PROVIDED MATERIAL –
━━━━━━

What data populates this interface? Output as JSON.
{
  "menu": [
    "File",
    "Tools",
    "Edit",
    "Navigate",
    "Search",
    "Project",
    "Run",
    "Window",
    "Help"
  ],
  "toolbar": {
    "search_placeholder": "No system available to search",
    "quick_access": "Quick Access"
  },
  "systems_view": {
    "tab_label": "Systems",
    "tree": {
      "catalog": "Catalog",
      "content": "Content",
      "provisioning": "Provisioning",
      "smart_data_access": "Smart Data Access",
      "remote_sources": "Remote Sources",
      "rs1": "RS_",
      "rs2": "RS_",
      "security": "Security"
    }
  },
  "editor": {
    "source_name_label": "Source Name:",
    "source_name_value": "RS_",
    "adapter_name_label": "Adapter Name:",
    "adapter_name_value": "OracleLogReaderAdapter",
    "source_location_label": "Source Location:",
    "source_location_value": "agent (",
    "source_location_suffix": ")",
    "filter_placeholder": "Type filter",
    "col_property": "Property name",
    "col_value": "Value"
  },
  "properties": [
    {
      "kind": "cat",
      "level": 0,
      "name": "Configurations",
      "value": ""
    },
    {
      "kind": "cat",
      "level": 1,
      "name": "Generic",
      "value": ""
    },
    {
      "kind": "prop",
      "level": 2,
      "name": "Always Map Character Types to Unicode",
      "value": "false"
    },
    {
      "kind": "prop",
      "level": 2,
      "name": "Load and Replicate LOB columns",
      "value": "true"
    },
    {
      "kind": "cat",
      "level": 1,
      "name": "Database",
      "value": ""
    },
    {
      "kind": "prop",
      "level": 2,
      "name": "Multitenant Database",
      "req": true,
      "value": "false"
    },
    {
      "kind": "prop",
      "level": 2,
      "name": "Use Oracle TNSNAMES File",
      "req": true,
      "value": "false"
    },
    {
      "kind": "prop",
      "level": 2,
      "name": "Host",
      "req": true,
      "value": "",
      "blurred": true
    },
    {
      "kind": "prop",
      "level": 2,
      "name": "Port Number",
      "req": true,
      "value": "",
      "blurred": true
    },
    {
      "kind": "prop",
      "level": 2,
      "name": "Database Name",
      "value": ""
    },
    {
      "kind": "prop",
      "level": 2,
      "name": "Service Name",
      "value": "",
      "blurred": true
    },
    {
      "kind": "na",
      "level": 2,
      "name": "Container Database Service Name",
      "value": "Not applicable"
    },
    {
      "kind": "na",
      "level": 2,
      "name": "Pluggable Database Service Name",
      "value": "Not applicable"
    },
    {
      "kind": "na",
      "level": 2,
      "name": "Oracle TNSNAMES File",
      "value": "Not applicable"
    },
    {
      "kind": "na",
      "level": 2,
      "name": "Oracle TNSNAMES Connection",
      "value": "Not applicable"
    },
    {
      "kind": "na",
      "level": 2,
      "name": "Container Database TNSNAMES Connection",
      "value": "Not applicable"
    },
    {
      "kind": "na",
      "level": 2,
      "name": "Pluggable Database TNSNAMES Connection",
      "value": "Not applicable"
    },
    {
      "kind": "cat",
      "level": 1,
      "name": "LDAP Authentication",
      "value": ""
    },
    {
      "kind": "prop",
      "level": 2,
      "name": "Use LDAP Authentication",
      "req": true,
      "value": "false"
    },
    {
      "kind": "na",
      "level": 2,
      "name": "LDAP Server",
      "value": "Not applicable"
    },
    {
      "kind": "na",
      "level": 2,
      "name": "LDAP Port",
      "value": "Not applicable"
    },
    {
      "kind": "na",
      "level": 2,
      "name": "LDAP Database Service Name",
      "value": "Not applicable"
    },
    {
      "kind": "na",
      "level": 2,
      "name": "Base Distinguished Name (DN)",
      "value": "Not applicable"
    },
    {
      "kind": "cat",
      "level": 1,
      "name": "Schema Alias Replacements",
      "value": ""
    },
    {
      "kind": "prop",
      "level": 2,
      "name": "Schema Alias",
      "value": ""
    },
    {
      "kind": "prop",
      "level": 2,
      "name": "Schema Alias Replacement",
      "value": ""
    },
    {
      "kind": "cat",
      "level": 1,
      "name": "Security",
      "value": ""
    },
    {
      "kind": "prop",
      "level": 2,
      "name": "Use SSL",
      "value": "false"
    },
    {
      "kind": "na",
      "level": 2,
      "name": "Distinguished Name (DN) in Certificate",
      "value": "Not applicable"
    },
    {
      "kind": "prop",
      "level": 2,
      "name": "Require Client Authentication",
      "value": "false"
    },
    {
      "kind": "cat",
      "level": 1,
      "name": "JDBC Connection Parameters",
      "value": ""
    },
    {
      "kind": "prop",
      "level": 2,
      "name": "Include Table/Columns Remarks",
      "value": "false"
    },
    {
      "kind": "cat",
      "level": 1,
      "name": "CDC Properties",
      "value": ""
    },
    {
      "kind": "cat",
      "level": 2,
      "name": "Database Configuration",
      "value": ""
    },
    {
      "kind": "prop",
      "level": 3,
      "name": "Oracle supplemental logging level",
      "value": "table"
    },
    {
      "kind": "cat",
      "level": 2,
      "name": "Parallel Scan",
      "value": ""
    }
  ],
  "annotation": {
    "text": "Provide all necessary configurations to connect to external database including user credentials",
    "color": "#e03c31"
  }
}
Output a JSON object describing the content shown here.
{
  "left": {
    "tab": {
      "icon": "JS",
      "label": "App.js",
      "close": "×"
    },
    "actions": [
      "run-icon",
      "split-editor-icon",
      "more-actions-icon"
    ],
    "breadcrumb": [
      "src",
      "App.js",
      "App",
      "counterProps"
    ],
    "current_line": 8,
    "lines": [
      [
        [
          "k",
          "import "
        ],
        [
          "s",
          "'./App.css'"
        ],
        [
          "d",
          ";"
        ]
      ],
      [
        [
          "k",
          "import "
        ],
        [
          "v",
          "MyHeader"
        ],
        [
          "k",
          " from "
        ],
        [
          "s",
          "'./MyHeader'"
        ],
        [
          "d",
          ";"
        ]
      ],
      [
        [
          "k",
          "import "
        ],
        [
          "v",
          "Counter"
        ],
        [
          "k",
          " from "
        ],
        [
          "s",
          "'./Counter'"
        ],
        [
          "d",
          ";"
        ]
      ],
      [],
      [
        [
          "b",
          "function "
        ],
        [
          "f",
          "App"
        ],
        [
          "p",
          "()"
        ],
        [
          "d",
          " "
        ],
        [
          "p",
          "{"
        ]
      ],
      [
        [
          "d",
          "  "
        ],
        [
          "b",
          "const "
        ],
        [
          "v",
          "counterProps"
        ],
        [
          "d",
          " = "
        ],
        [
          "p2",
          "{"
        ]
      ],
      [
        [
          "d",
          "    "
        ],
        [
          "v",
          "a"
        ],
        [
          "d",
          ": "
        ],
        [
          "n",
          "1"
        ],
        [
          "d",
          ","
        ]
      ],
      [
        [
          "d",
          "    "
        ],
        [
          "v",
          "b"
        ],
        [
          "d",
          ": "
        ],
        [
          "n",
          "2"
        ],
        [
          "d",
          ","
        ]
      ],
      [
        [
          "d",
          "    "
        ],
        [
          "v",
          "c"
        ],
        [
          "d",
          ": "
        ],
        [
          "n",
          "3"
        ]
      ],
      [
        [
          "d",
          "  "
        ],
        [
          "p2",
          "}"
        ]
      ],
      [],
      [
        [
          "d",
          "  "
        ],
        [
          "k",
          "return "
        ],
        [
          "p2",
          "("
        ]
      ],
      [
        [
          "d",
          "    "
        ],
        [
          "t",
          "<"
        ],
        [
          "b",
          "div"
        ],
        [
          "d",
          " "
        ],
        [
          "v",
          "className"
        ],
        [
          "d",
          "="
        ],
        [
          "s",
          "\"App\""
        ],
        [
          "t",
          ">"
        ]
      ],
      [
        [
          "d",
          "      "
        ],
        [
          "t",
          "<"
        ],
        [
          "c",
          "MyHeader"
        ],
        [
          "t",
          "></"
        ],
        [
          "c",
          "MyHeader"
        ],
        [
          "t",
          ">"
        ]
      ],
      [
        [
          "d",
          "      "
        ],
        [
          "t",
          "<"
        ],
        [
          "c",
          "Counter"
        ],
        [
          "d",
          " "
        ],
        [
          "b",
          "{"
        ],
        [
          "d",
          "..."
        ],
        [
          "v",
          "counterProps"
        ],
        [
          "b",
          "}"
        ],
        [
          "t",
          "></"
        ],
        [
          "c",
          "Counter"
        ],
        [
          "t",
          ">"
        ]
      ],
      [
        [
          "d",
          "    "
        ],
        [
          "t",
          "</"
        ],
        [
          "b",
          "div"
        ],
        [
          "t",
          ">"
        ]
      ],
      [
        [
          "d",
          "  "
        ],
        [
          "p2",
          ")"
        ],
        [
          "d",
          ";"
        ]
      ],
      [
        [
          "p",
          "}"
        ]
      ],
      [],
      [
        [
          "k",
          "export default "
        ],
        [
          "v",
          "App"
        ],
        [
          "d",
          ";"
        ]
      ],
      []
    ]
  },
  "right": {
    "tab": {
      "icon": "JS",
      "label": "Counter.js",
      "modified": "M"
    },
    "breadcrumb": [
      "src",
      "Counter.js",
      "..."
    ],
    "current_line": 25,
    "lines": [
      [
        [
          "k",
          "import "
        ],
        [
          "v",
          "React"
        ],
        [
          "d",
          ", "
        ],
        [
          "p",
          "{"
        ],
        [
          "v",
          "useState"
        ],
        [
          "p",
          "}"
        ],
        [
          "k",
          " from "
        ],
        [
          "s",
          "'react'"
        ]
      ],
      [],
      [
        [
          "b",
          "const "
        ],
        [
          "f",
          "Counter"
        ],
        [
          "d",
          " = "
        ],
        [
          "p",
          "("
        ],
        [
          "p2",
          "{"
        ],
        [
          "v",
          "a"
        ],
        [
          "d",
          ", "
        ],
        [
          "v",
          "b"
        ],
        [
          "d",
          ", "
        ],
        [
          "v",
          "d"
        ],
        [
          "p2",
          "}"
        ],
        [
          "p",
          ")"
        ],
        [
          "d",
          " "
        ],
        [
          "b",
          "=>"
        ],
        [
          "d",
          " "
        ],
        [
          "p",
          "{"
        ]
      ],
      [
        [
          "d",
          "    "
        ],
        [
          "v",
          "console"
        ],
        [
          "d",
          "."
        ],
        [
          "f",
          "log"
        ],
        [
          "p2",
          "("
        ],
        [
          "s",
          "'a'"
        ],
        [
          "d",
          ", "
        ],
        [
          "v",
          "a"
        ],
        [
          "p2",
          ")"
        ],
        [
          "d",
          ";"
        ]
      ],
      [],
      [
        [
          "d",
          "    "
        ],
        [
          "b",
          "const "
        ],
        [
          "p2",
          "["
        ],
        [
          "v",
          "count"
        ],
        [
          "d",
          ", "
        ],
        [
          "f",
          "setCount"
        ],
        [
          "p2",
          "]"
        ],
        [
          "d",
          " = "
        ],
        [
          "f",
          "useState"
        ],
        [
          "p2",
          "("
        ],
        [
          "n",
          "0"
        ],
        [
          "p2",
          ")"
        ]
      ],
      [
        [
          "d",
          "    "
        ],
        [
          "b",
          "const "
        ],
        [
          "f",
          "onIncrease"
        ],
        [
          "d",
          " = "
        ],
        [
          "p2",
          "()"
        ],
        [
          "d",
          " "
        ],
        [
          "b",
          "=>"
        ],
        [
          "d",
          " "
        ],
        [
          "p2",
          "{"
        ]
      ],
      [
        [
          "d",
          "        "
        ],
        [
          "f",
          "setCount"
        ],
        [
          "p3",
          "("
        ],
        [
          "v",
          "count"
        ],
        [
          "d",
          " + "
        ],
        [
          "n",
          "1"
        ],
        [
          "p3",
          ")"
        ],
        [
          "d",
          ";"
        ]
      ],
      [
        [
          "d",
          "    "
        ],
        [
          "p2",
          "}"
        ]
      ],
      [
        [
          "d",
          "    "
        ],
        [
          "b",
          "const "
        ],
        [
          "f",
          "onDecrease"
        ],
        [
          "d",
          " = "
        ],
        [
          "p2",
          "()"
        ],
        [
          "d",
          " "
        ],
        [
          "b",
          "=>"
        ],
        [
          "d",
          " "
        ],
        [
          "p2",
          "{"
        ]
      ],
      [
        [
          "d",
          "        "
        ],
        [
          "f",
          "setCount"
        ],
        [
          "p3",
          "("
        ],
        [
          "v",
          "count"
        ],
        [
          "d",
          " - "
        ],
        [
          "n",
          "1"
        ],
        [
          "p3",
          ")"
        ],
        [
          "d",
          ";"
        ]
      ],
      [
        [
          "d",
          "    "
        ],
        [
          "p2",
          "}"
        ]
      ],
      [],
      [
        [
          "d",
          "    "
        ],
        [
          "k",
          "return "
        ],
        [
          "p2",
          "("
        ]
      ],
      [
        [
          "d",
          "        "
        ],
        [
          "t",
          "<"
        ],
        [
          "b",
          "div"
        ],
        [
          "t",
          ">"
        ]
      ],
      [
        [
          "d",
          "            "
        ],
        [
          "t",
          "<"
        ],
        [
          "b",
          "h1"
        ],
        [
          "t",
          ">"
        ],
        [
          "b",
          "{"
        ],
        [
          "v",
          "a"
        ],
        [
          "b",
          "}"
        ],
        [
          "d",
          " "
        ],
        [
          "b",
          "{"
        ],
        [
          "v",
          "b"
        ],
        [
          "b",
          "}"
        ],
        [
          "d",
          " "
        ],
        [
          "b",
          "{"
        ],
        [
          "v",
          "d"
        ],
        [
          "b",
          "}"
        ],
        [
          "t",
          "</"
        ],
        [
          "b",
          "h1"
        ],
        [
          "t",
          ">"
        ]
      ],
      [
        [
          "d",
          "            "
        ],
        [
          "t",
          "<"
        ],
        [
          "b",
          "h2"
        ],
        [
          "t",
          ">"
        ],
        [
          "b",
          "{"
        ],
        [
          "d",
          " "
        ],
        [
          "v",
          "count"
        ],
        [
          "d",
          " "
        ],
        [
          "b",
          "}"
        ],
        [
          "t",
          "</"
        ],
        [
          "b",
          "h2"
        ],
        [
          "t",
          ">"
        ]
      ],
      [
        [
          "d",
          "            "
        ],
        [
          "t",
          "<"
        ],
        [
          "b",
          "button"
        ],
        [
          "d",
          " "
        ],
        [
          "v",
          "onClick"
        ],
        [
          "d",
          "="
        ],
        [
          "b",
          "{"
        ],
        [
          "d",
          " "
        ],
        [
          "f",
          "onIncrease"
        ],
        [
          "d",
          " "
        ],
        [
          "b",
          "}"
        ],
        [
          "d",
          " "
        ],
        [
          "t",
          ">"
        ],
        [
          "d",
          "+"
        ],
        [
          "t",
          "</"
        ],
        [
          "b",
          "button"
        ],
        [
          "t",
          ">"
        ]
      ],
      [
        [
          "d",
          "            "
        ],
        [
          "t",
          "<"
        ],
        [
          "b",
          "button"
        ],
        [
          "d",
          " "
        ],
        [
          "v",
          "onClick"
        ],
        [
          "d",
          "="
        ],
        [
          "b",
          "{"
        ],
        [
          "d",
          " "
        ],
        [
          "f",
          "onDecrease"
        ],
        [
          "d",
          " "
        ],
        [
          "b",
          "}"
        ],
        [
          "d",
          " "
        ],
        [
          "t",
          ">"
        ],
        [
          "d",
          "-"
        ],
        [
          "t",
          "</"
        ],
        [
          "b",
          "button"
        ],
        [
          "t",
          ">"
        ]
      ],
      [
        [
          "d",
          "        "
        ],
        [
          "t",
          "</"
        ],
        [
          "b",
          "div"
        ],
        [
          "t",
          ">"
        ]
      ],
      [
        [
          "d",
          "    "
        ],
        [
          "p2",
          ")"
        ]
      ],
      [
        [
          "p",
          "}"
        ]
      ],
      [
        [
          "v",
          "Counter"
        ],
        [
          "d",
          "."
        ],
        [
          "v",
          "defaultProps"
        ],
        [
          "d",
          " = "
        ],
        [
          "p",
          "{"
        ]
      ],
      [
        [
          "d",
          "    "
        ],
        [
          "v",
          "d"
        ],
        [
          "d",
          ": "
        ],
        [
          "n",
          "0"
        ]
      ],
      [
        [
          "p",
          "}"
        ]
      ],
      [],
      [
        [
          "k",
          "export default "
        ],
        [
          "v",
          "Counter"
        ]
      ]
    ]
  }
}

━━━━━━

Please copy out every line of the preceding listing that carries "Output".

EXERCISE ANSWER –
What data populates this interface? Output as JSON.
Output a JSON object describing the content shown here.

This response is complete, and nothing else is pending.